Thomas Coex/AFP by way of Getty Pictures
On Wednesday, 20 men accused of setting up and carrying out the biggest peacetime attacks on French soil will go on trial in Paris.
Just about 6 several years in the past, 10 attackers killed 130 individuals and wounded hundreds extra in coordinated shootings and suicide bombings at the Bataclan concert hall, a sports activities stadium and bars and restaurants throughout the French capital. The ISIS assaults took area on an unusually balmy November Friday evening in 2015, when out of doors café tables were whole.
Setting up this week, just about 1,800 witnesses and victims of these assaults will testify in a demo envisioned to last 9 months, a single that will involve far more than 300 lawyers, hundreds of volumes of documents and unprecedented security. There will also be 1000’s of spectators.
A specific courtroom built for the trial consists of a significant-safety witness box for the sole survivor among the the militants who carried out the assaults. Salah Abdeslam, a French citizen who lived in Belgium and is now imprisoned in France, will be joined by 13 many others accused of assisting program and give logistics and weapons on Nov 13, 2015. He is faced with charges of murder joined to a terrorist enterprise.
Thomas Coex/AFP via Getty Visuals
6 other individuals — ISIS users, most of whom now are considered by French intelligence to be lifeless in Syria — will be judged in absentia.
It will be a single of the rare French trials that is filmed, although footage would not be built community right up until 50 years from now.
“It is monumental and historic. After almost 6 decades of investigation, this will be a trial for historical past,” says retired Judge Jean-Louis Bruguière, who utilised to head France’s anti-terrorism investigation unit.
Media protection is plunging France back again into reminiscences of the assaults as the demo strategies. A radio documentary that aired final 7 days on community broadcaster France Information played the chilling calls to first responders from that night for the initially time. As the phone calls flooded in from across the metropolis, Nicolas Poirot, then head of the city’s ambulance services, said they had a tough time creating feeling of them.
“Then we seemed at a map and understood it was a coordinated, massive attack,” he recalled in the documentary.
Stéphane Lacombe, who labored for a victims’ advocacy team at the time, claims this trial is very critical.
“The victims need to experience that a democratic condition not only supports them,” he says, “but also that it really is working with all its skills, methods, time, money, judges, to do what it can in purchase to get some responses.”
Lacombe claims as opposed to the assaults that took spot 10 months previously in Paris, focusing on the satirical newspaper Charlie Hebdo and a kosher supermarket, the assaults in November 2015 had been extra prevalent.
“Persons said to me, ‘My God, it is on cafés and in the avenue and towards youthful individuals — it is really from everybody.’ So I believe there was a true adjust in our place in the notion of terrorism on that day.
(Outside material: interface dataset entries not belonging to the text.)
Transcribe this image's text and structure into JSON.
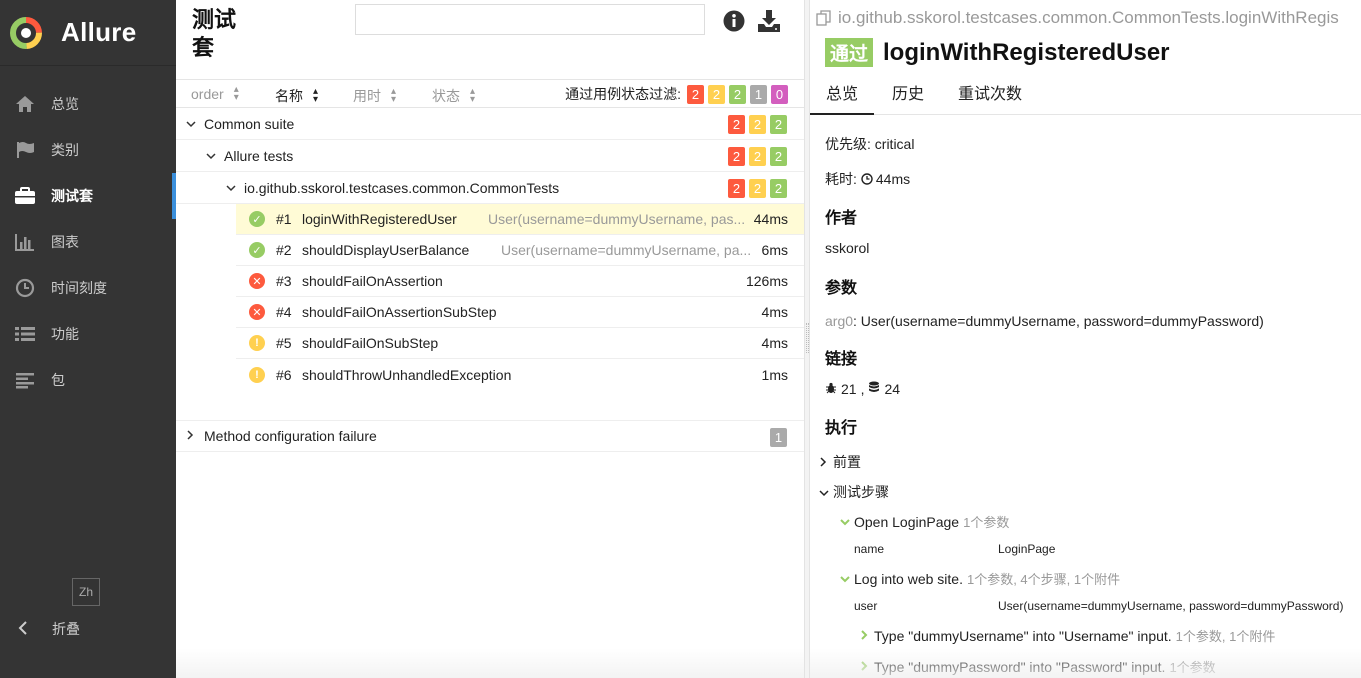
{
  "sidebar": {
    "brand": "Allure",
    "items": [
      {
        "label": "总览",
        "icon": "home-icon"
      },
      {
        "label": "类别",
        "icon": "flag-icon"
      },
      {
        "label": "测试套",
        "icon": "briefcase-icon",
        "active": true
      },
      {
        "label": "图表",
        "icon": "bar-chart-icon"
      },
      {
        "label": "时间刻度",
        "icon": "clock-icon"
      },
      {
        "label": "功能",
        "icon": "list-icon"
      },
      {
        "label": "包",
        "icon": "align-left-icon"
      }
    ],
    "lang": "Zh",
    "collapse_label": "折叠"
  },
  "suites": {
    "title": "测试套",
    "search_placeholder": "",
    "sort": {
      "order": "order",
      "name": "名称",
      "duration": "用时",
      "status": "状态"
    },
    "filter_label": "通过用例状态过滤:",
    "filter_counts": {
      "failed": "2",
      "broken": "2",
      "passed": "2",
      "skipped": "1",
      "unknown": "0"
    },
    "tree": [
      {
        "name": "Common suite",
        "failed": "2",
        "broken": "2",
        "passed": "2"
      },
      {
        "name": "Allure tests",
        "failed": "2",
        "broken": "2",
        "passed": "2"
      },
      {
        "name": "io.github.sskorol.testcases.common.CommonTests",
        "failed": "2",
        "broken": "2",
        "passed": "2"
      }
    ],
    "cases": [
      {
        "num": "#1",
        "name": "loginWithRegisteredUser",
        "param": "User(username=dummyUsername, pas...",
        "duration": "44ms",
        "status": "passed"
      },
      {
        "num": "#2",
        "name": "shouldDisplayUserBalance",
        "param": "User(username=dummyUsername, pa...",
        "duration": "6ms",
        "status": "passed"
      },
      {
        "num": "#3",
        "name": "shouldFailOnAssertion",
        "param": "",
        "duration": "126ms",
        "status": "failed"
      },
      {
        "num": "#4",
        "name": "shouldFailOnAssertionSubStep",
        "param": "",
        "duration": "4ms",
        "status": "failed"
      },
      {
        "num": "#5",
        "name": "shouldFailOnSubStep",
        "param": "",
        "duration": "4ms",
        "status": "broken"
      },
      {
        "num": "#6",
        "name": "shouldThrowUnhandledException",
        "param": "",
        "duration": "1ms",
        "status": "broken"
      }
    ],
    "other_suite": {
      "name": "Method configuration failure",
      "skipped": "1"
    }
  },
  "detail": {
    "breadcrumb": "io.github.sskorol.testcases.common.CommonTests.loginWithRegis",
    "status_label": "通过",
    "title": "loginWithRegisteredUser",
    "tabs": [
      "总览",
      "历史",
      "重试次数"
    ],
    "severity_label": "优先级:",
    "severity_value": "critical",
    "duration_label": "耗时:",
    "duration_value": "44ms",
    "author_heading": "作者",
    "author": "sskorol",
    "params_heading": "参数",
    "param_name": "arg0",
    "param_value": ": User(username=dummyUsername, password=dummyPassword)",
    "links_heading": "链接",
    "link_issue": "21",
    "link_sep": ",",
    "link_tms": "24",
    "exec_heading": "执行",
    "setup_label": "前置",
    "body_label": "测试步骤",
    "steps": [
      {
        "name": "Open LoginPage",
        "meta": "1个参数"
      },
      {
        "name": "Log into web site.",
        "meta": "1个参数, 4个步骤, 1个附件"
      }
    ],
    "step_params": [
      {
        "name": "name",
        "value": "LoginPage"
      },
      {
        "name": "user",
        "value": "User(username=dummyUsername, password=dummyPassword)"
      }
    ],
    "substeps": [
      {
        "name": "Type \"dummyUsername\" into \"Username\" input.",
        "meta": "1个参数, 1个附件"
      },
      {
        "name": "Type \"dummyPassword\" into \"Password\" input.",
        "meta": "1个参数"
      }
    ]
  },
  "colors": {
    "sidebar_bg": "#343434",
    "accent": "#3b8fdb",
    "passed": "#97cc64",
    "failed": "#fd5a3e",
    "broken": "#ffd050",
    "skipped": "#aaaaaa",
    "unknown": "#d35ebe"
  }
}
From then on, every person felt vulnerable,” claims Lacombe.
Bruguière states the attacks ended up planned in Syria and carried out by Europeans who experienced joined ISIS and had been in a position to travel again and forth undetected with the movement of migrants. The attackers were generally French and Belgian citizens, born in Europe to immigrants from North Africa.
These kinds of planned, coordinated attacks would be exceptionally challenging to have out in France or Belgium today, he says.
“Regrettably, they weren’t detected in time,” he suggests. “But French and Belgian intelligence companies have because been vastly reinforced. These types of assaults are now thwarted due to the fact we can pick up their communications.”
New anti-terrorism legislation in France provides police extended powers to lookup houses and make home arrests without prior judicial acceptance. Spiritual websites considered radical can be closed down. This sort of measures have drawn an outcry from civil rights advocates.
The worst carnage of that November 2015 night time arrived when three of the gunmen laid siege to the Bataclan live performance hall, killing 90 individuals and wounding hundreds a lot more. Alexis Lebrun was in the Bataclan audience at a rock concert that evening. He hopes the demo will provide some responses and closure. But he says he is dreading it.
“It’s a horrifying minute,” says Lebrun, “mainly because going by means of the Paris attacks yet again for the next 9 months, it truly is just far too significantly.”
Lebrun is a spokesman for Lifetime for Paris, a victims’ association fashioned following the attacks. He considers himself blessed since he wasn’t bodily injured. He says he is mainly been in a position to choose up his daily life all over again — even though he experienced to change positions simply because he could not bear the panic he felt getting community transport at rush hour.
“You just can’t escape the actuality that you can never be the exact same human being all over again,” he claims. “It modifications you forever. So you just have to accept that and deal with the outcomes.”
The demo, states Lebrun, will not alter that.